=== Data for the task ===

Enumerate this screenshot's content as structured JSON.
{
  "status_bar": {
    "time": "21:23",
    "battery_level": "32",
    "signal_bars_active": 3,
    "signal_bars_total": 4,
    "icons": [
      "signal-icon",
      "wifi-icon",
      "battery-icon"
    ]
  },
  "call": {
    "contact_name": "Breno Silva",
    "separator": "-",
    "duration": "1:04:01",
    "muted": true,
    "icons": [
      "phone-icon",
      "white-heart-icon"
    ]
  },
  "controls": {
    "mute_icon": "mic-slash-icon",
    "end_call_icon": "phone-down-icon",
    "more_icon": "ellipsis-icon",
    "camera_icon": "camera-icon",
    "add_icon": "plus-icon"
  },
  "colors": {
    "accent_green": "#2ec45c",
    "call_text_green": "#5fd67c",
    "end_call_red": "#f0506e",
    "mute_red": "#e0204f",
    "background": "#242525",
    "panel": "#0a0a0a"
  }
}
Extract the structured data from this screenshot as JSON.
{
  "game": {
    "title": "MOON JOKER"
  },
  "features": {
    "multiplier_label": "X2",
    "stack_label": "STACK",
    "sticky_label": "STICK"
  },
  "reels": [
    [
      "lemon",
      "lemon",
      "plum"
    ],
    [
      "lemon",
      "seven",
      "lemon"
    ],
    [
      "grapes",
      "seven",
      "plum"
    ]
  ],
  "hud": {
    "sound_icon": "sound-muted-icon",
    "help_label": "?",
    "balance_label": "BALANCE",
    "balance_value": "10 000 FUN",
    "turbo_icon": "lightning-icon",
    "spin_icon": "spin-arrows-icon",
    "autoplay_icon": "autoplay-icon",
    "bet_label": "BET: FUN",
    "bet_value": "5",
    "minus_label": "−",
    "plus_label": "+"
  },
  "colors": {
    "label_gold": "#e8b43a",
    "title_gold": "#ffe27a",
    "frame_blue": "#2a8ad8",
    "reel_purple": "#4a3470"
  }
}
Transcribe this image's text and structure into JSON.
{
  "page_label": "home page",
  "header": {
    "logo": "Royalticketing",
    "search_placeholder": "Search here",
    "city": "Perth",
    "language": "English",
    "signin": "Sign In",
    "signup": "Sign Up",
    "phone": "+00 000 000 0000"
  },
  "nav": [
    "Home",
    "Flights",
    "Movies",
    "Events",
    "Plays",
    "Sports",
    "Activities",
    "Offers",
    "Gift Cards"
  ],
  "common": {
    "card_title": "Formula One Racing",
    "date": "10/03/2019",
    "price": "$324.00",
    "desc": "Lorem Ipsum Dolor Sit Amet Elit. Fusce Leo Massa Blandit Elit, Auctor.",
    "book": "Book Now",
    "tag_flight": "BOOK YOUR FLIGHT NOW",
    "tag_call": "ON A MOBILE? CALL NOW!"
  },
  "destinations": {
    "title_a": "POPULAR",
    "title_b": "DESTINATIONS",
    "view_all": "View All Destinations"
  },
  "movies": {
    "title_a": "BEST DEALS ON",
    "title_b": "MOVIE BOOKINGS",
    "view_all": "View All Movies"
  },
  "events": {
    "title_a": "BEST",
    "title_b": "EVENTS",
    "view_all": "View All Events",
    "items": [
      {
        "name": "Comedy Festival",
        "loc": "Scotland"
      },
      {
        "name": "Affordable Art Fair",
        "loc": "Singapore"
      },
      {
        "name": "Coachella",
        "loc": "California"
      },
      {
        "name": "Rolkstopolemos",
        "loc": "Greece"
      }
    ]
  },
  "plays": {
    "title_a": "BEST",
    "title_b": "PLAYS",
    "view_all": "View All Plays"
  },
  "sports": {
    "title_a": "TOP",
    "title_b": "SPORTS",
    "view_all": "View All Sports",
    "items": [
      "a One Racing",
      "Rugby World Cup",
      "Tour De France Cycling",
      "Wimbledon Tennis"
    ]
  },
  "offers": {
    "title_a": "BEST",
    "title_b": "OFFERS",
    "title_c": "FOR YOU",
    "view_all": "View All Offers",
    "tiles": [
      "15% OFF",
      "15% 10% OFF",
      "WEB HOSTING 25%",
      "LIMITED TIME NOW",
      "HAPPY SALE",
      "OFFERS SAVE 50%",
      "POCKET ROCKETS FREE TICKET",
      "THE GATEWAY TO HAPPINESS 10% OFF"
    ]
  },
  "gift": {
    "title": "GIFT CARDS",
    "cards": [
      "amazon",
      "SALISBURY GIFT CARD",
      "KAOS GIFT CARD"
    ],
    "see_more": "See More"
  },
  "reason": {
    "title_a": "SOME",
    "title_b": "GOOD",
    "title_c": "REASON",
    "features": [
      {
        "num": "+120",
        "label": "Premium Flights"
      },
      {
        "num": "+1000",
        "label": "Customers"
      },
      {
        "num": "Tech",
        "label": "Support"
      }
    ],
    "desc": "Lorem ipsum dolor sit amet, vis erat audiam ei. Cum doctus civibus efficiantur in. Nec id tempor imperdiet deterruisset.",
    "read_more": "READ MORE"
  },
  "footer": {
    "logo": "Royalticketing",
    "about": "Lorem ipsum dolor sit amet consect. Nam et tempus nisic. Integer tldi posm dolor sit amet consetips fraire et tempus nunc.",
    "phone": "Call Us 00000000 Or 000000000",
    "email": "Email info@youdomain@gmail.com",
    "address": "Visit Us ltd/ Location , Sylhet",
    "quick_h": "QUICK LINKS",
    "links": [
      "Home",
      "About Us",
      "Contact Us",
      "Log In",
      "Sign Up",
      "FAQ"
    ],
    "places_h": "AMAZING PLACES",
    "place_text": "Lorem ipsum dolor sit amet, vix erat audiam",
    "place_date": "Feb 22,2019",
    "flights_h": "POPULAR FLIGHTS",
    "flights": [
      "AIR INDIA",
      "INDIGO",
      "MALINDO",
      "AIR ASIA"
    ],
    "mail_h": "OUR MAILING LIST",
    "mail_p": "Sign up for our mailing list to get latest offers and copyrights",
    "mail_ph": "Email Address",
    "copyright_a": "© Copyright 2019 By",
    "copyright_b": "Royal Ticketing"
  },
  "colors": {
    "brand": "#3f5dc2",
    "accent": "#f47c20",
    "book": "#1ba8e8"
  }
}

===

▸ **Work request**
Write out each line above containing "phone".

▸ **Solved problem**
      "phone-icon",
    "end_call_icon": "phone-down-icon",
    "phone": "+00 000 000 0000"
    "phone": "Call Us 00000000 Or 000000000",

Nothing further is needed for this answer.